[Opening INFORMATION SHOWN section]

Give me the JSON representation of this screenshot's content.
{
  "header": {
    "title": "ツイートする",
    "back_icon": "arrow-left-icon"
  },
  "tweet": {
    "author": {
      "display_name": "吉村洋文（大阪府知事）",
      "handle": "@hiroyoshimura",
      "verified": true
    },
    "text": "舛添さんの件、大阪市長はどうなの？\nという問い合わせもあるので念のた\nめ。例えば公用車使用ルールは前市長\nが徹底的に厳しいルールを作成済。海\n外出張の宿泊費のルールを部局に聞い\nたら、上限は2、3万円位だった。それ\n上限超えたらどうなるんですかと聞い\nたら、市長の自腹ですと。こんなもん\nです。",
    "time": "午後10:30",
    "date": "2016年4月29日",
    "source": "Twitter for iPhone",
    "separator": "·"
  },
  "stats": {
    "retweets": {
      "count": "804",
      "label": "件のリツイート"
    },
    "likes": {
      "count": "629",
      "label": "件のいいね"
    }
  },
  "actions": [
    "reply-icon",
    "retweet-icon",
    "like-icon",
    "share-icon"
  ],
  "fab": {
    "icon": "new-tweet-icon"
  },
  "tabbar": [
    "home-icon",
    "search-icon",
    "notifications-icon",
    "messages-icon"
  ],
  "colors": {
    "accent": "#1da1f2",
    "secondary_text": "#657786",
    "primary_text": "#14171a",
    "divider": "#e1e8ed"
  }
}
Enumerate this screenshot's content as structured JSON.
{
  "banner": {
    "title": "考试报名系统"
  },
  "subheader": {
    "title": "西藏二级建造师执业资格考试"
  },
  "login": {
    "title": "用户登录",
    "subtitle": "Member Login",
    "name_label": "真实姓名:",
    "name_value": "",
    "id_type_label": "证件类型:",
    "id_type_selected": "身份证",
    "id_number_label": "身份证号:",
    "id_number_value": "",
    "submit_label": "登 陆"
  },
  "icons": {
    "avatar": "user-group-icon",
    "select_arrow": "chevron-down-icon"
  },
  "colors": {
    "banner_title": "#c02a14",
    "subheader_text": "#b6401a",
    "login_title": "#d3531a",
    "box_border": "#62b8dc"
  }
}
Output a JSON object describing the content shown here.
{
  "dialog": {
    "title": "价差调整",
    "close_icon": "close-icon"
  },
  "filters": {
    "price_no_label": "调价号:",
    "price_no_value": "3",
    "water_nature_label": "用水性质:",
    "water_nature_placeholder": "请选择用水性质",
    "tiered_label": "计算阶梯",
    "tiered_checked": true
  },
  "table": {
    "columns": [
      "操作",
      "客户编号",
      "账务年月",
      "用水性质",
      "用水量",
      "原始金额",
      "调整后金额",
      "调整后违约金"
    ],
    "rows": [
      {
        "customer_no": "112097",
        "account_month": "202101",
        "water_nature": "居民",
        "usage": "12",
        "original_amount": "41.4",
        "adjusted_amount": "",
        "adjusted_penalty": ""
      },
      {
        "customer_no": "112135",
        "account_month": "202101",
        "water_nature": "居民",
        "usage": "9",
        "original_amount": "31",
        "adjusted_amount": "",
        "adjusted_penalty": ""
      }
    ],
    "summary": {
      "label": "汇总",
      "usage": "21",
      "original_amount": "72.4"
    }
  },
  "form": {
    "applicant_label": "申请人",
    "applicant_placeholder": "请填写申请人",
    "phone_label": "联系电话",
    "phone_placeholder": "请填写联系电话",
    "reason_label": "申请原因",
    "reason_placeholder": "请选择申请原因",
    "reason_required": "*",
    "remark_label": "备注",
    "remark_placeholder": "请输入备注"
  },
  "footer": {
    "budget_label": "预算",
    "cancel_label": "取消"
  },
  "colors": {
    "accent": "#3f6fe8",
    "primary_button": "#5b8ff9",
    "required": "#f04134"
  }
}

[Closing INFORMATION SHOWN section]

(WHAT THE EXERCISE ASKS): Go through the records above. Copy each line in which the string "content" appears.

(ANSWER TO THIS EXERCISE):
Give me the JSON representation of this screenshot's content.
Enumerate this screenshot's content as structured JSON.
Output a JSON object describing the content shown here.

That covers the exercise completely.